EXERCISE INPUTS
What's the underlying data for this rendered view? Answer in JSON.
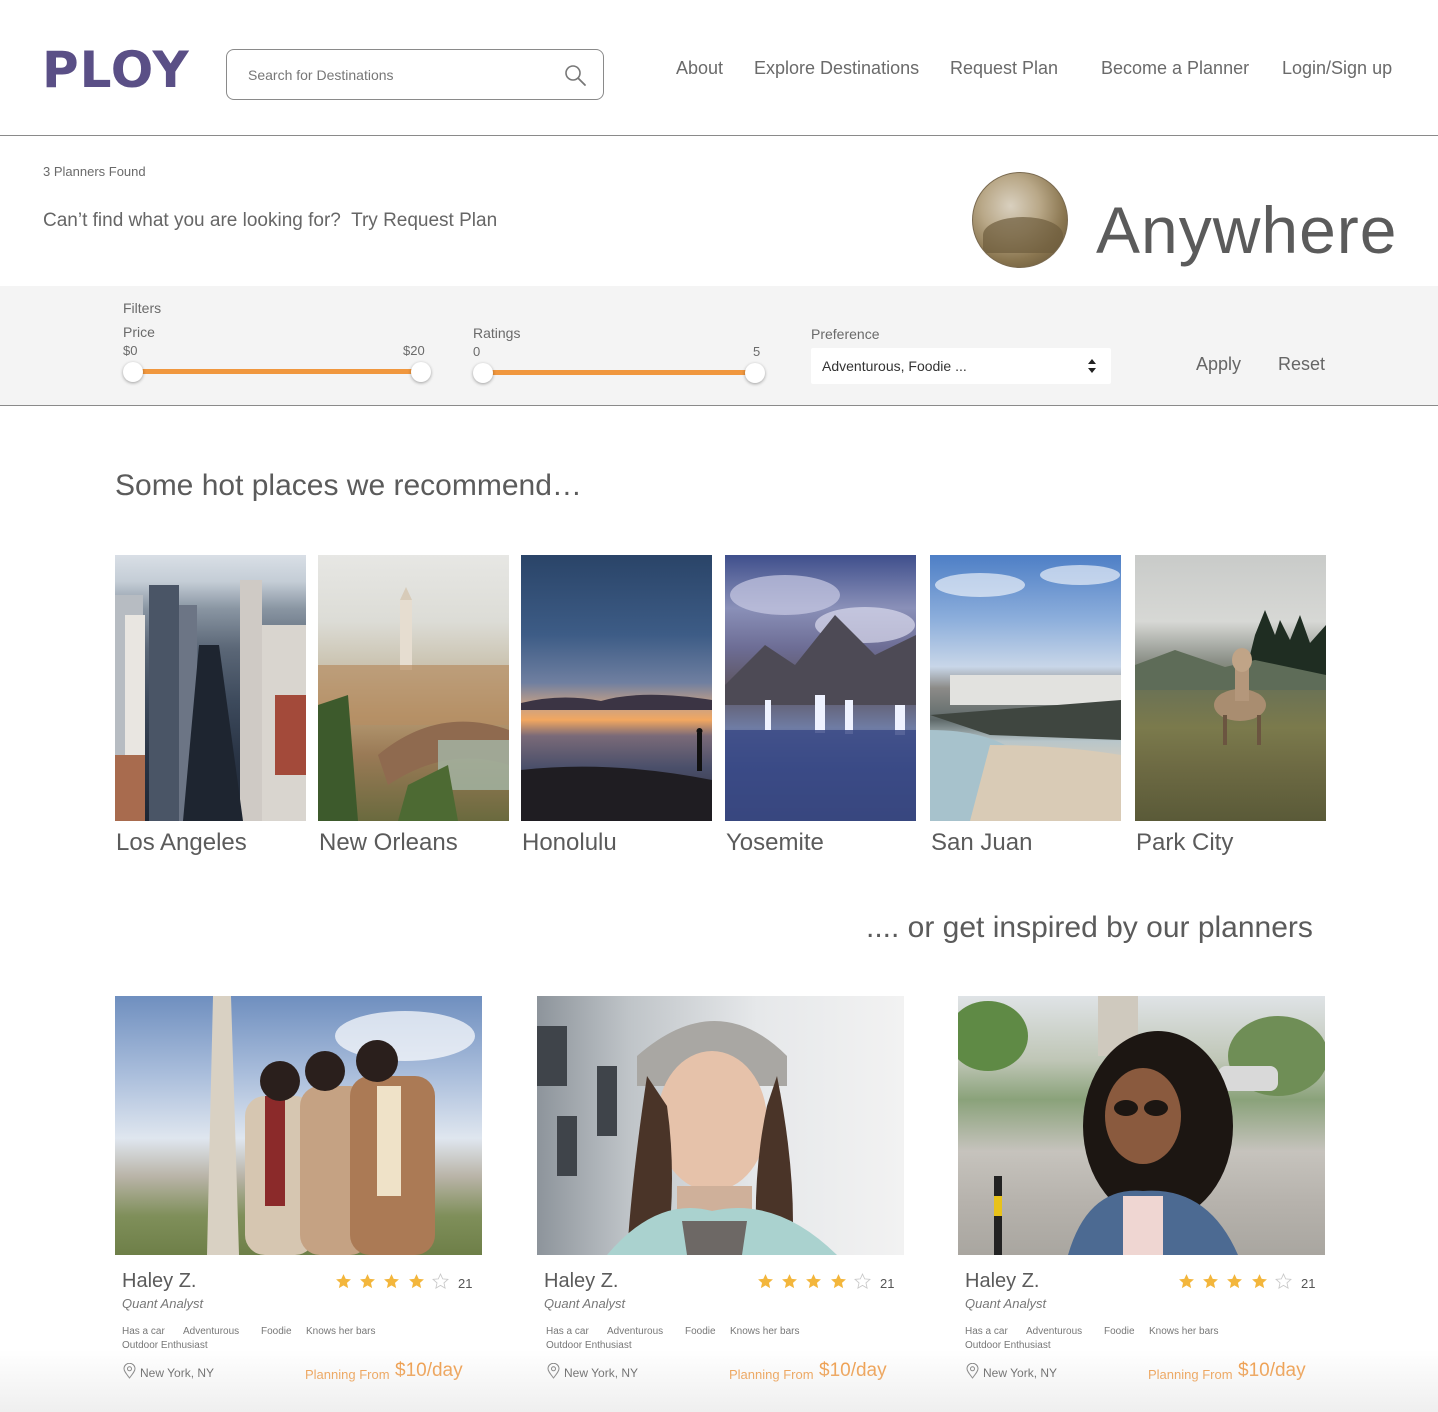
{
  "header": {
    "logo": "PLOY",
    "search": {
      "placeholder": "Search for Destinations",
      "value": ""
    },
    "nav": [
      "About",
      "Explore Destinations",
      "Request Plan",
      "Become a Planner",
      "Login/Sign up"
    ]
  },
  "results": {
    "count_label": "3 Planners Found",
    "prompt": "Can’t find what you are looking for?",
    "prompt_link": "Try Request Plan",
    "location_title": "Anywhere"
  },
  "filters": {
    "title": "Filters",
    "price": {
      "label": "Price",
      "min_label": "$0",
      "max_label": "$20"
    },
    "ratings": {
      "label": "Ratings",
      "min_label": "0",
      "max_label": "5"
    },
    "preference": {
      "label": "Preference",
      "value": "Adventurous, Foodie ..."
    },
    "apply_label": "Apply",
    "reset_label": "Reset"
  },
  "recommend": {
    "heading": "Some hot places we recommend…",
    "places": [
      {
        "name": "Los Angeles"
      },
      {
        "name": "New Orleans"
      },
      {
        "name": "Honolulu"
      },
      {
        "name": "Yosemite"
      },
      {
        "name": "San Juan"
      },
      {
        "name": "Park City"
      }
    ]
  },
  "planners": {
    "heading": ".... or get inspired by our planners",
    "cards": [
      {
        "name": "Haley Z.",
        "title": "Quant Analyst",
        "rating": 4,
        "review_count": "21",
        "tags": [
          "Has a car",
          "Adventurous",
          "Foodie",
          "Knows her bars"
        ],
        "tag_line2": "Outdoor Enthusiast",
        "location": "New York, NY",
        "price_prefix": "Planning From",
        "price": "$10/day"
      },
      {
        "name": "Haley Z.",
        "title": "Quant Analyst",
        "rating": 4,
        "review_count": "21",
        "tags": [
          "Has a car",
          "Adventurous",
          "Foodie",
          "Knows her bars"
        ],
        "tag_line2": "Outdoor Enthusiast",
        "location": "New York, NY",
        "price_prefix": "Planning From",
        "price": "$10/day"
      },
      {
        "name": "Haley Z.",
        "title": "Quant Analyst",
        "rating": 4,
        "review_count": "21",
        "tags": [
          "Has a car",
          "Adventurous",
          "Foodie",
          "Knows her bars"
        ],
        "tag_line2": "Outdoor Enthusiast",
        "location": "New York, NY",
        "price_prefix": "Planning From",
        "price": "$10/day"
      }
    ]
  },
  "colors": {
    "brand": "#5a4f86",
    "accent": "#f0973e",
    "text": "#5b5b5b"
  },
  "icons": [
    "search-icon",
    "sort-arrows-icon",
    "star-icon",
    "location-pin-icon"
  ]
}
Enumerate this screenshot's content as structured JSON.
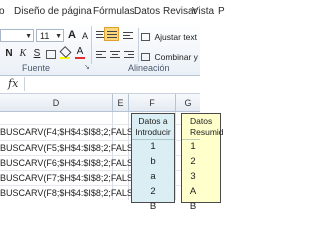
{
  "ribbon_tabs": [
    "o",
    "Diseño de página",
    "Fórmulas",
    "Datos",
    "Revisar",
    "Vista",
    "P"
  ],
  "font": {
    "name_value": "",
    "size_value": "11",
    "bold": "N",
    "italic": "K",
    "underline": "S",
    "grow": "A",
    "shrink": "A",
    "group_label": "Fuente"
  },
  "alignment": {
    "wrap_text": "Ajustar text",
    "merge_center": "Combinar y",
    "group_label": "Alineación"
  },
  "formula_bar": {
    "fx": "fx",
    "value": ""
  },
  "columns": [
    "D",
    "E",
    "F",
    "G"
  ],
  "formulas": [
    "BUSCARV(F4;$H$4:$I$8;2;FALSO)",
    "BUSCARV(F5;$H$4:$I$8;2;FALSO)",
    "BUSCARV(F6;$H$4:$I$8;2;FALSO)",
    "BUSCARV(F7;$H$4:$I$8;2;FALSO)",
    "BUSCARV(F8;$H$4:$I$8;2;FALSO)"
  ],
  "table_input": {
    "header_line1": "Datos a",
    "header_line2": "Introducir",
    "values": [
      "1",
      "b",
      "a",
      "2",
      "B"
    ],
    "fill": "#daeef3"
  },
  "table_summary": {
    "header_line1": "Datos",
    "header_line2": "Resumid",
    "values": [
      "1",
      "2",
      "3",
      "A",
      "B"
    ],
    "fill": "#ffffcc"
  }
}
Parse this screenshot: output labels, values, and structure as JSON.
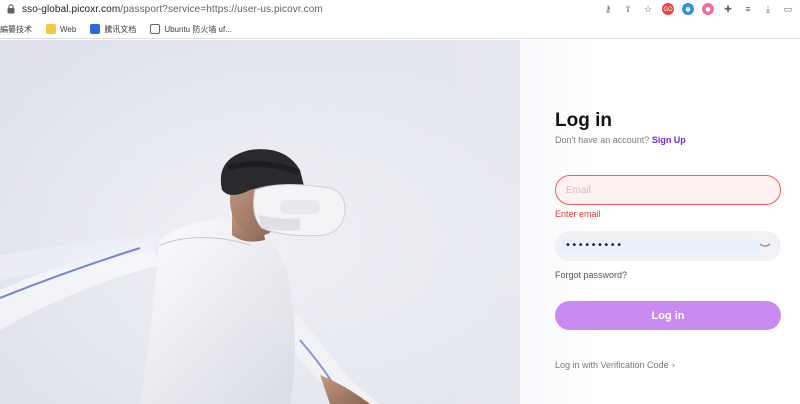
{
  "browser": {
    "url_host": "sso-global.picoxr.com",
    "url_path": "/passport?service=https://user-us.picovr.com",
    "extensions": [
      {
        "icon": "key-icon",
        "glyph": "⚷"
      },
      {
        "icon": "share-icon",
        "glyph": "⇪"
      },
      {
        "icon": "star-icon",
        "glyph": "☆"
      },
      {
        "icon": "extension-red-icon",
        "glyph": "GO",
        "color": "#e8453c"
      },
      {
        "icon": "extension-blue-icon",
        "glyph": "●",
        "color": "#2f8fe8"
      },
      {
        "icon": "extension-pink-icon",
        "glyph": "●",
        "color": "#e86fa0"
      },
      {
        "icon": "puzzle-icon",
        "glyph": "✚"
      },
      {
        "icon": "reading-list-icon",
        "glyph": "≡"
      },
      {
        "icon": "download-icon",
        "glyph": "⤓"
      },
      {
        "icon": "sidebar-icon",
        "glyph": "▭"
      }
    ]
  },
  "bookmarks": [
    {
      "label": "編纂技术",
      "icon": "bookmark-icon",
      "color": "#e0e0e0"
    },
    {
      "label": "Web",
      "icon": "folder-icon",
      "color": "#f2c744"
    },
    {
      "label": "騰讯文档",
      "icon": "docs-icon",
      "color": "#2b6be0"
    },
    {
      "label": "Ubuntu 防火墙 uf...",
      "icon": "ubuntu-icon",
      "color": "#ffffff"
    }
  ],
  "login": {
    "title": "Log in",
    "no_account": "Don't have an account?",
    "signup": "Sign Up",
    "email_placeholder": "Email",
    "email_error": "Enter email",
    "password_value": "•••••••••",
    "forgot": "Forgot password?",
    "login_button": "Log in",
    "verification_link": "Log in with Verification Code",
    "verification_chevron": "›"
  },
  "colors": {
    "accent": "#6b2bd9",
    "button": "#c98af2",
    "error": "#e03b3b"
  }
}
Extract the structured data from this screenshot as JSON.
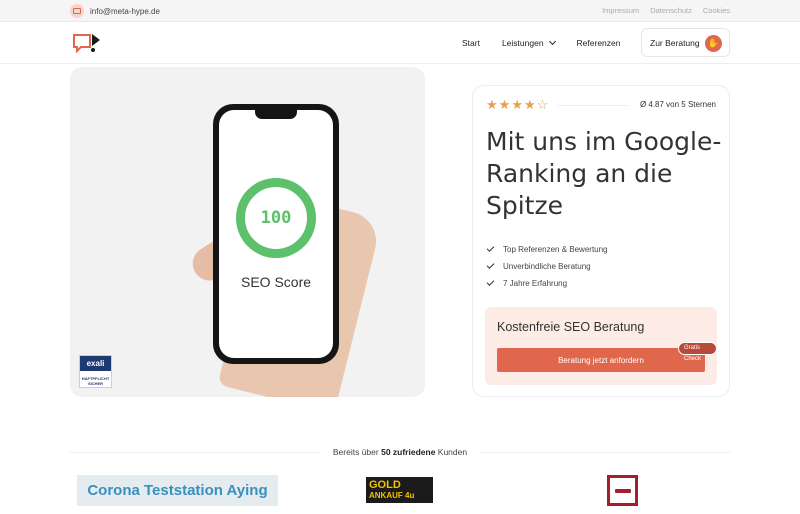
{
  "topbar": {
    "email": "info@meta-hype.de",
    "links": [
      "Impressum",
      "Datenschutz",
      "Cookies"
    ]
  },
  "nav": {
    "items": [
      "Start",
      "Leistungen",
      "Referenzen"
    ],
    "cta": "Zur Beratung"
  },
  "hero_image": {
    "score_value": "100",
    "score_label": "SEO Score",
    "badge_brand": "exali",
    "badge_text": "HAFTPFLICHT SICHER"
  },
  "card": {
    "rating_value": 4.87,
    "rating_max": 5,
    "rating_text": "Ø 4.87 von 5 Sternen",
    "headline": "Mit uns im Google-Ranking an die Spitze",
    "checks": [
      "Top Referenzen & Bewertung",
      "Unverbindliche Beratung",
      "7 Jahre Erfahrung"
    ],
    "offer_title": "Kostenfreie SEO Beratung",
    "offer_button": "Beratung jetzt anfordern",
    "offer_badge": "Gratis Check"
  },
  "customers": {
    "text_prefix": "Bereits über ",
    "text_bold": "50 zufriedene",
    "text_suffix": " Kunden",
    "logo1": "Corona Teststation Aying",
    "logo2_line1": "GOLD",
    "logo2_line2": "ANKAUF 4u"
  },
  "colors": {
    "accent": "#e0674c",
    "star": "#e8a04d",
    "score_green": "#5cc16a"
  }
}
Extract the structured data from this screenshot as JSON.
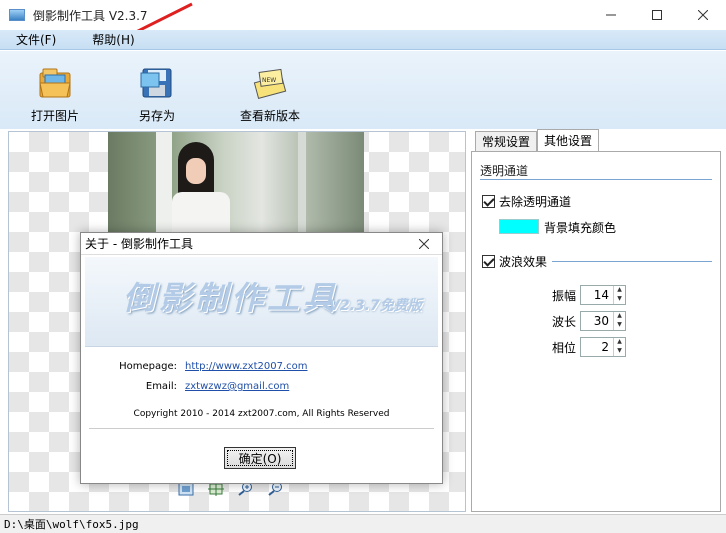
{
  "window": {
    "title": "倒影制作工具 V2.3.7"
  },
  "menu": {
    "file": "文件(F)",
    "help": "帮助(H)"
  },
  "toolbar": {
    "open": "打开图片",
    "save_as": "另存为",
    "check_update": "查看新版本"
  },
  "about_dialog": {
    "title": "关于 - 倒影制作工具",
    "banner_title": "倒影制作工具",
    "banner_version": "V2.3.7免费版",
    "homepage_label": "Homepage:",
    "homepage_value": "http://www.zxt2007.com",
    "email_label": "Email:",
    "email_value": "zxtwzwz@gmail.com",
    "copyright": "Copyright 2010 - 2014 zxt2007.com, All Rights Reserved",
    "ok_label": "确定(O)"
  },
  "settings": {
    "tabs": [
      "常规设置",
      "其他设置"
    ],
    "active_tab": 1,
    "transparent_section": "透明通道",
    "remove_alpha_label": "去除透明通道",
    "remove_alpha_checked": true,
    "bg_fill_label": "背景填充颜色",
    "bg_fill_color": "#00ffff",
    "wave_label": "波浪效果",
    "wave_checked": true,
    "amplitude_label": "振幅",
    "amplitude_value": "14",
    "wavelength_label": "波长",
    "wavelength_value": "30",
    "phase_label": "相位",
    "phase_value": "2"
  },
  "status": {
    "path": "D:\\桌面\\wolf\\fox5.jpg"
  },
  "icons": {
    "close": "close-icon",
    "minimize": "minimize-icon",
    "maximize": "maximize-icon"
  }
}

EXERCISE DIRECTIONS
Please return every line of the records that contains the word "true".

RESPONSE
    "remove_alpha_checked": true,
    "wave_checked": true,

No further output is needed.